1X (One By): The New Wizbops

Wolftooth Dropstop RingIt’s about time that we at Mike’s Bicycle Shop once an for all see what this narrow-wide chainring business is all about. We are excited to have one of these on the way from Wolf Tooth Components.

If you haven’t heard of narrow-wide chainrings, I don’t know what to tell you, other than all the things I am about to tell you about narrow-wide chainrings.

narrow wide chainringThe teeth on a narrow-wide ring alternate between narrow and wide, thus the name. If you look at a chain you’ll notice that the space between the plates alternates as well. The space between the outer plates is narrower than the space between the inner plates. Narrow wide rings, thus, fit the chain better. There is less slop and evidently less (some would say No, NONE, Zilch) chance of throwing the chain. Therefore no need for a chain guide, which cleans up the look quite a bit. For extra never-throw-your-chain fantasticness, you can add a clutch type rear derailleur, but more on those another day.

The narrow-wide concept was introduced (stolen) by Sram a few years ago with their XX1 drivetrain. Since then a number of smaller companies have adopted the technology and have been selling these things like cakes which are hot. And there is no sign that the cakes will be cooling any time soon. The reason these rings are so popular is because people–bike people, racers, riders, mtbers, cyclocrossers–are more and more seeing the benefits of ditching the left shifter and going with the single ring. This is in part due to the introduction of XX1. But at the same time XX1 is in part due to the increasing popularity of 1X. That is to say, Sram saw the growing trend toward 1x which was taking place in the wide world of cycling and they said to themselves “This makes sense. Let’s make one and charge way too much for it.” And they did just that. And people ate it up, still do. Why? Because it is a unique product. Despite the fact that XX1 is just a tweaked version of what cyclists had been doing for a while now, it does have two unique features. Those are 1) a narrow wide chain ring; and 2) a big ass cog in back.
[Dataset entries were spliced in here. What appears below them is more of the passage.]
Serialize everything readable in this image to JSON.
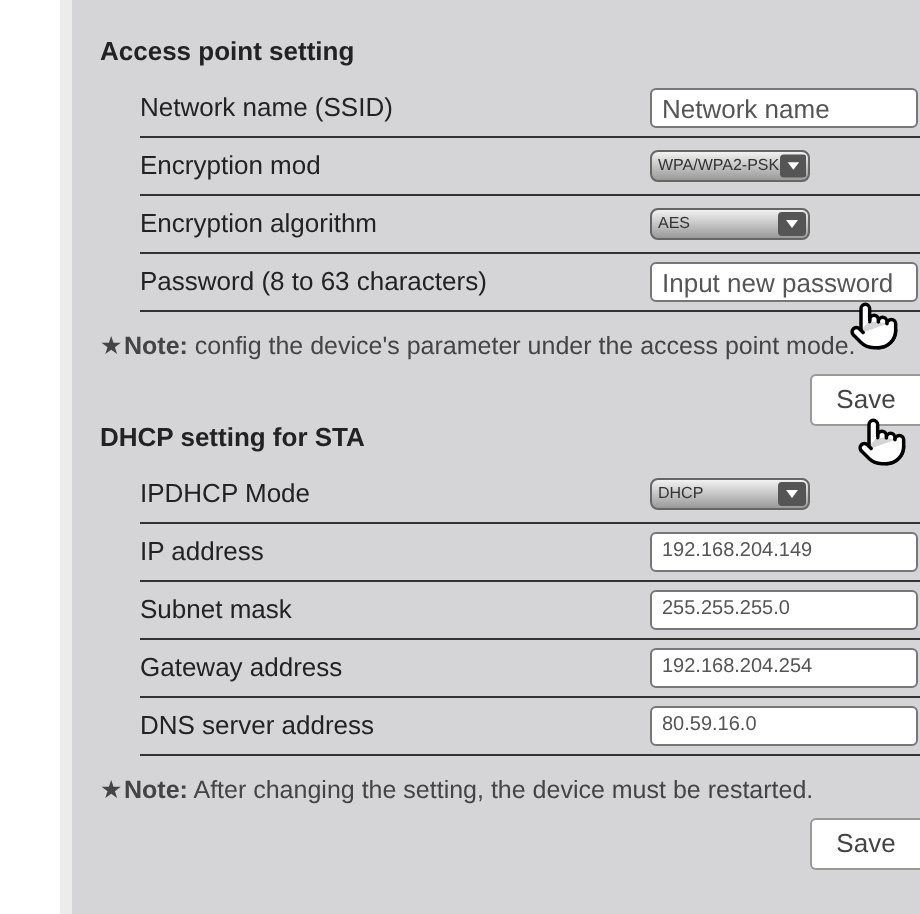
{
  "sections": [
    {
      "title": "Access point setting",
      "rows": [
        {
          "label": "Network name (SSID)",
          "kind": "input",
          "placeholder": "Network name"
        },
        {
          "label": "Encryption mod",
          "kind": "select",
          "value": "WPA/WPA2-PSK"
        },
        {
          "label": "Encryption algorithm",
          "kind": "select",
          "value": "AES"
        },
        {
          "label": "Password (8 to 63 characters)",
          "kind": "input",
          "placeholder": "Input new password"
        }
      ],
      "note": "★**Note:** config the device's parameter under the access point mode.",
      "save": "Save"
    },
    {
      "title": "DHCP setting for STA",
      "rows": [
        {
          "label": "IPDHCP Mode",
          "kind": "select",
          "value": "DHCP"
        },
        {
          "label": "IP address",
          "kind": "input",
          "value": "192.168.204.149"
        },
        {
          "label": "Subnet mask",
          "kind": "input",
          "value": "255.255.255.0"
        },
        {
          "label": "Gateway address",
          "kind": "input",
          "value": "192.168.204.254"
        },
        {
          "label": "DNS server address",
          "kind": "input",
          "value": "80.59.16.0"
        }
      ],
      "note": "★**Note:** After changing the setting, the device must be restarted.",
      "save": "Save"
    }
  ]
}
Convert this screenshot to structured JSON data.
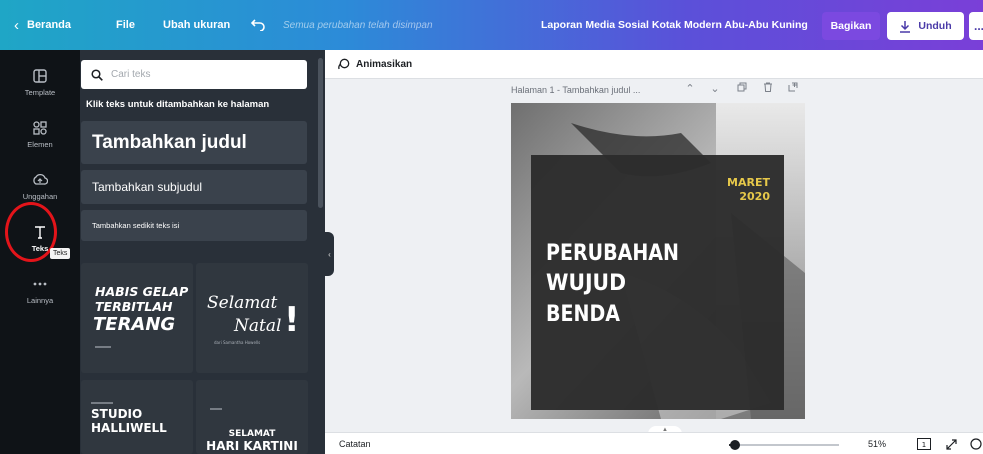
{
  "topbar": {
    "back_label": "Beranda",
    "file_label": "File",
    "resize_label": "Ubah ukuran",
    "undo_icon": "undo-icon",
    "save_status": "Semua perubahan telah disimpan",
    "doc_title": "Laporan Media Sosial Kotak Modern Abu-Abu Kuning",
    "share_label": "Bagikan",
    "download_label": "Unduh",
    "more_label": "..."
  },
  "rail": {
    "items": [
      {
        "label": "Template",
        "icon": "template-icon"
      },
      {
        "label": "Elemen",
        "icon": "elements-icon"
      },
      {
        "label": "Unggahan",
        "icon": "upload-icon"
      },
      {
        "label": "Teks",
        "icon": "text-icon"
      },
      {
        "label": "Lainnya",
        "icon": "more-icon"
      }
    ],
    "tooltip": "Teks"
  },
  "panel": {
    "search_placeholder": "Cari teks",
    "hint": "Klik teks untuk ditambahkan ke halaman",
    "heading_btn": "Tambahkan judul",
    "subheading_btn": "Tambahkan subjudul",
    "body_btn": "Tambahkan sedikit teks isi",
    "combos": [
      {
        "lines": [
          "HABIS GELAP",
          "TERBITLAH",
          "TERANG"
        ]
      },
      {
        "lines": [
          "Selamat",
          "Natal",
          "!"
        ],
        "sub": "dari Samantha Howells"
      },
      {
        "lines": [
          "STUDIO",
          "HALLIWELL"
        ]
      },
      {
        "lines": [
          "SELAMAT",
          "HARI KARTINI"
        ]
      }
    ]
  },
  "workspace": {
    "animate_label": "Animasikan",
    "page_title": "Halaman 1 - Tambahkan judul ...",
    "design": {
      "month": "MARET",
      "year": "2020",
      "headline": [
        "PERUBAHAN",
        "WUJUD",
        "BENDA"
      ]
    }
  },
  "bottombar": {
    "notes_label": "Catatan",
    "zoom": "51%",
    "zoom_fraction": 0.05,
    "page_count": "1"
  },
  "colors": {
    "accent_yellow": "#e6c84a",
    "rail_bg": "#0f1317",
    "panel_bg": "#293039",
    "highlight_red": "#e3141a"
  }
}
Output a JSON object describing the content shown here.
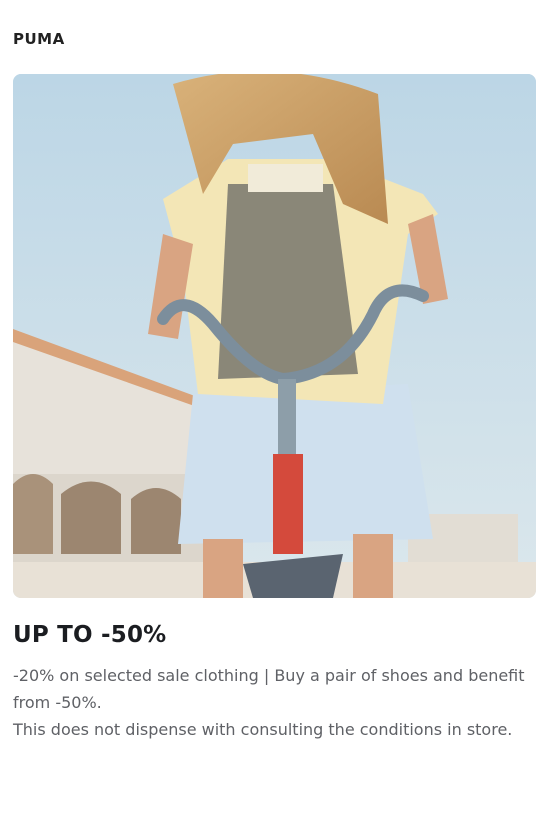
{
  "offer_card": {
    "brand": "PUMA",
    "hero_image": {
      "alt": "Girl in light yellow jacket riding a red bicycle",
      "icon": "promo-photo"
    },
    "headline": "UP TO -50%",
    "description_line_1": "-20% on selected sale clothing | Buy a pair of shoes and benefit from -50%.",
    "description_line_2": "This does not dispense with consulting the conditions in store."
  },
  "colors": {
    "headline": "#1b1d21",
    "body_text": "#5f6166",
    "sky": "#cfe0ea"
  }
}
Never mind that it has eleven speeds. That’s not important. What’s important is the chainring that keeps your chain from falling off and the big ass granny cog in back that gives you the same gear range that you had on your triple.

My 1X performed well in mud race, while others were dropping chains and busting ders.

My 1X performed well in mud race, while others were dropping chains and busting ders.

They say once you go 1X you never go back. When I got my first geared mountain bike in 2009, I went 1X because I was misguided and wanted to save weight. I soon found out that riding 1X was much more enjoyable, simpler. I’d say the biggest downside of a triple are those times when you’re climbing and you realize you’re in low on the cassette and you’re calling leg town but no one is answering. You’ve got no choice. You look around to make sure no one is looking and you go for it: you drop it into granny. There’s two ways of doing this. There’s the wrong way: you can push that lever with your left thumb and drop it into granny mode, spinning like crazy the rest of the climb, all momentum lost. On the other hand, doing it right takes a bit more thought: in order to avoid the sudden I’m-spinning-but-going-nowhere feeling, you have to simultaneously shift a few cogs higher on the cassette and drop into granny on the front. It’s not all that difficult, but with 1X I didn’t worry about it anymore. I just shifted whenever. Uphill, downhill, sitting, standing. However, I didn’t have a granny gear to bail me out if I needed it. Good for ego, not the knees.

This problem can be solved with 1X wizbob #2: the granny cog. Currently being made by Wolf Tooth and OneUp, granny cogs go for about $90. Much cheaper than a XX1 cassette. Simple put, these things are just big, dumb, stupid looking cogs you put behind your cassette. I just ordered one. To make room you’ve got to remove (usually) the 13t cog. The end result is that your range is extended while sparing your highest gear. In addition these things have shifting contours to make them shift real good.

In conclusion (you’re almost done) 1X is cool and good; Sram XX1 is too expensive; 10 speeds are just fine; so consider converting to 1x using the latest narrow-wide and granny cog technologies. In the next few weeks Mike’s Bikes HQ will have received, installed, and tested said technologies. We will let you know how goes. That is all. Have a good day.